Edoardo Barbieri, a lecturer in History of the Book and Publishing and Director of the Creleb, recalled the relationship of exchange which exists between the Custody of the Holy Land and the scholars of the book of the Catholic University. He underlined the audacity of the Franciscans at the origins of the printing press, in printing in Arabic in Palestine when it was prohibited by Ottoman law and when the friars did not have the economic possibilities and technical skills.” But there were men who were so stubborn about a project that was good that they accomplished it. Even with a thousand difficulties and great incomprehension, their vision was clear,” Barbieri added. “To make a people mature, it takes schools and books are needed for schools: a simple thing but not obvious.”
Maria Pia Alberzoni, a medieval historian who at the Catholic University is one of the maximum experts in History of Franciscanism, appreciating the rich documentation, including photographic, in the volume, emphasized the bond between the activity of the printing press (the only one in which numerous young Palestinians were involved in training and in work) and the mission that Francis gave to the friars in Chapter XVI of the unconfirmed Rule. Alessandro Tedesco, a scholar of bibliographical studies and also a lecturer at the university, who, like Ms Leonetti, studied for a long time in the Library of St Saviour observed how the monograph is also accessible to non-specialists. This narrative is even exciting in some passages describing the human, working and cultural events linked to the history of a productive activity in the context of the Holy Land straddling the second and third industrial revolutions. For Tedesco, the author has been able to organize a huge amount of information taken from the documents in the Historical Archive of the Custody in St Saviour’s convent (letters, registers of accounts, diaries of directors, publishing catalogues etc.); from the book documents, i.e. the huge archive of publications (religious books, school textbooks, publications in different languages and alphabets); and from the studies which in the past have been dedicated to the feat, in particular by Father Agustín Arce (1884-1984) and Father Claudio Baratto (1920-2009).

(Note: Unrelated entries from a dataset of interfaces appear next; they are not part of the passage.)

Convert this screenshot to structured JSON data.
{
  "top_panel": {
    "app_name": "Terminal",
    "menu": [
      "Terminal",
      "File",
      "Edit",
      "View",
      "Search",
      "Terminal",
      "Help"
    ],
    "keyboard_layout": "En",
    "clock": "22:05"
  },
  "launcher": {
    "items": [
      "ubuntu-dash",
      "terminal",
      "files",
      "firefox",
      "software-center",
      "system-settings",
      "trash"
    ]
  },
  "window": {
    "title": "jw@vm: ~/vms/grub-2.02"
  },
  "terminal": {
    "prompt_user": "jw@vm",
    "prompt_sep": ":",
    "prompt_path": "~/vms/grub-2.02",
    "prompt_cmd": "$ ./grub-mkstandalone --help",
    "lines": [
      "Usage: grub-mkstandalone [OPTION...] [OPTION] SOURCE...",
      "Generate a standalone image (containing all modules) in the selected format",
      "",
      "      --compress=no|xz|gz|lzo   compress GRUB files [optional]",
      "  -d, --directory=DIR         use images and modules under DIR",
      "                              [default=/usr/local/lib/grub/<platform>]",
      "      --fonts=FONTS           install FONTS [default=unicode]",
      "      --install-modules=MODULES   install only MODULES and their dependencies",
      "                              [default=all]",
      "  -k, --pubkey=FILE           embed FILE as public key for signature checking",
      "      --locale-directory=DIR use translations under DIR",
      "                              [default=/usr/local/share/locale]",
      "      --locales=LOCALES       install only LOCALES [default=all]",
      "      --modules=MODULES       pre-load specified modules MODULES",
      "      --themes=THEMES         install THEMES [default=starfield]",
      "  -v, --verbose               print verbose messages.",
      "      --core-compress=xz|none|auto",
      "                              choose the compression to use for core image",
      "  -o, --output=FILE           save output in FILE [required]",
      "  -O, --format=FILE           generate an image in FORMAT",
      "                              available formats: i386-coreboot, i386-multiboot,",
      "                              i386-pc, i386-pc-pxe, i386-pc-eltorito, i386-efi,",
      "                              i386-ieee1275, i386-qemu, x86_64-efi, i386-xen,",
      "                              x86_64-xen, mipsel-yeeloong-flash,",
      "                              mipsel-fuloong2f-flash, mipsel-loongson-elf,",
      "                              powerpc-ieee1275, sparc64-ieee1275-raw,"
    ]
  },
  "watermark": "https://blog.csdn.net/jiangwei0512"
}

The monograph brings together both the story of a dimension of the missio ad gentes of the Franciscans and the human stories of those who started the printing press and ensured its development over the decades.
Machinery and instruments, the technological contribution, cases of characters, punches, decorative friezes, presses or parts of presses; all these materials abandoned in the storerooms have been rediscovered, catalogued and enhanced during this study of which the exhibition aims to be a beacon.

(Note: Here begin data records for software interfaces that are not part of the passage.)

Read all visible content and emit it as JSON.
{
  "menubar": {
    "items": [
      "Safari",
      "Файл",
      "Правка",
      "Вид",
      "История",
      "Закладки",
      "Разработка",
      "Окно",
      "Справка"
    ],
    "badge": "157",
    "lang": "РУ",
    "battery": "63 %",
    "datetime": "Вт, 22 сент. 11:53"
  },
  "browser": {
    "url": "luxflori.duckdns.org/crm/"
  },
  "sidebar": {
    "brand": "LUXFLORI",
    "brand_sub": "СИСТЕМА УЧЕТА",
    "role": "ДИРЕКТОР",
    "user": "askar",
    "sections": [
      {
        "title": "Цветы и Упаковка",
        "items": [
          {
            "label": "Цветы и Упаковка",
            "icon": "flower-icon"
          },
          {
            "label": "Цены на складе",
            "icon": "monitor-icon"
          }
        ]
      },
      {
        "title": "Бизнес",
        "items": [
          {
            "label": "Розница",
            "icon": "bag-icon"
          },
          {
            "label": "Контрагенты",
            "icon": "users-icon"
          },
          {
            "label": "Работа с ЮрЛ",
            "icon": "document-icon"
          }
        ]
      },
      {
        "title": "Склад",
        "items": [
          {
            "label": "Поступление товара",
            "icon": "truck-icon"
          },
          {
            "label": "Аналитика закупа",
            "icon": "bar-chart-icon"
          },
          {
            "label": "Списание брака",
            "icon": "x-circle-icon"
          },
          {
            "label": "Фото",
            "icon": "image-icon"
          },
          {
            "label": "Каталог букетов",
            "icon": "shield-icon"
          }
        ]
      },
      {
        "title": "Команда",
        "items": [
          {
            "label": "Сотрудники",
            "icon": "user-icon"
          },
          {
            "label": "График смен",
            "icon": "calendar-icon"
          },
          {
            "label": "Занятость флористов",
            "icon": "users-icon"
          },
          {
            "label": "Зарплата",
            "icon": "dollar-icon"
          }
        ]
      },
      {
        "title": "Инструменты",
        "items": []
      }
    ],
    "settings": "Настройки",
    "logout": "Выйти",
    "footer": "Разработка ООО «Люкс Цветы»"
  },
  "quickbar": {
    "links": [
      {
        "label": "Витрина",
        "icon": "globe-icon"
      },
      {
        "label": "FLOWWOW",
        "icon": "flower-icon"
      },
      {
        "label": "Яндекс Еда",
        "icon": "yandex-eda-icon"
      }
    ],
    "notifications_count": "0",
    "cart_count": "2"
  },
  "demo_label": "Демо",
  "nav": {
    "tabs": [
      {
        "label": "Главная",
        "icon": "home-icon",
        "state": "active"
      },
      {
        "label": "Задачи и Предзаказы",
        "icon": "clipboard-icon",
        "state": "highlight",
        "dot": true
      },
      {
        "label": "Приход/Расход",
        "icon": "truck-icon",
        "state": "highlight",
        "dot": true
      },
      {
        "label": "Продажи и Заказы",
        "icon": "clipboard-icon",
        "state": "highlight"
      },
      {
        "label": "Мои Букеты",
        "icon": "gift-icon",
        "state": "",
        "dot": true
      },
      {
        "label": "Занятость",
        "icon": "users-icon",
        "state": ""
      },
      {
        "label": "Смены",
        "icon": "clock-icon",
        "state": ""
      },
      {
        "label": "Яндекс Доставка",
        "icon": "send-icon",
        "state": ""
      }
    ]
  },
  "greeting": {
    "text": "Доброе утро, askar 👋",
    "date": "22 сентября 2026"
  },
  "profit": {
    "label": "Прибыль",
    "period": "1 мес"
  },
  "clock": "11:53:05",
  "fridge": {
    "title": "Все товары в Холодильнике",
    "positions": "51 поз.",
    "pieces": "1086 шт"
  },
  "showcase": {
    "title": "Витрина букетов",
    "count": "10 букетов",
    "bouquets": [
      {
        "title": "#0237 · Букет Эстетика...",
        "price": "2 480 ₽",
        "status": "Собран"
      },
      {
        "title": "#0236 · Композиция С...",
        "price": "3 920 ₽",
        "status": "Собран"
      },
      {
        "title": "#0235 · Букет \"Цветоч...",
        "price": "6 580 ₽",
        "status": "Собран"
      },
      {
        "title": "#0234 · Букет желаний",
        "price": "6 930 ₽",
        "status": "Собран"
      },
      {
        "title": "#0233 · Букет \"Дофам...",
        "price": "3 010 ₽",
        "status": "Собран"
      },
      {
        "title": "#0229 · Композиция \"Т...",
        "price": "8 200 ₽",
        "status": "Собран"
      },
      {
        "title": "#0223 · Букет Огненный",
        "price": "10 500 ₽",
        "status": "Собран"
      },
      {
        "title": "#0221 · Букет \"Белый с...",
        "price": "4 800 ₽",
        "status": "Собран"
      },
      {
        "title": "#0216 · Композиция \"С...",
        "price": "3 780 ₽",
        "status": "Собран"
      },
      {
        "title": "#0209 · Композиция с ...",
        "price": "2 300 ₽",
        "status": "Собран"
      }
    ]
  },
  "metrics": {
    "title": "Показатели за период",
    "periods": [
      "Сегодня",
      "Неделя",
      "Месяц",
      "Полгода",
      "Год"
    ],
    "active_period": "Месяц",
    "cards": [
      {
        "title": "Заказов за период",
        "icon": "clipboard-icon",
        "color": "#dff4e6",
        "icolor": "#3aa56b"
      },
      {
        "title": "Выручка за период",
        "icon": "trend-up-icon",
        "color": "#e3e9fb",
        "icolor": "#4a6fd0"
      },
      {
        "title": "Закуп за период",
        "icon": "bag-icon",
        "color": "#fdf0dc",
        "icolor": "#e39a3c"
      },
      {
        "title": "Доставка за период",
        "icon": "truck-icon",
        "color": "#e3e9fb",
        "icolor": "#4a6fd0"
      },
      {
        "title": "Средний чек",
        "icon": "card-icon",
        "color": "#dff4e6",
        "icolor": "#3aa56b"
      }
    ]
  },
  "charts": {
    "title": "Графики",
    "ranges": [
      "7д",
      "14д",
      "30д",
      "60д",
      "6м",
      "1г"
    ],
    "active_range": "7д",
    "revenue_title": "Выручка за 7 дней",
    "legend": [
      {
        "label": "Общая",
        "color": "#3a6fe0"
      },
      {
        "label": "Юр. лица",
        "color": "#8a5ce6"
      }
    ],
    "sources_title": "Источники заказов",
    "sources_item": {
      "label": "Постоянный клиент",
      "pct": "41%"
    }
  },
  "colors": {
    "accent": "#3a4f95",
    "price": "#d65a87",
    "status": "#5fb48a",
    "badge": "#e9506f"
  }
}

The exhibition at the Catholic University will remain open until 1 December, from 9.00 a.m. to 6.00 p.m.. It is possible to have free guided tours every day from 12 noon to 2.00 p.m.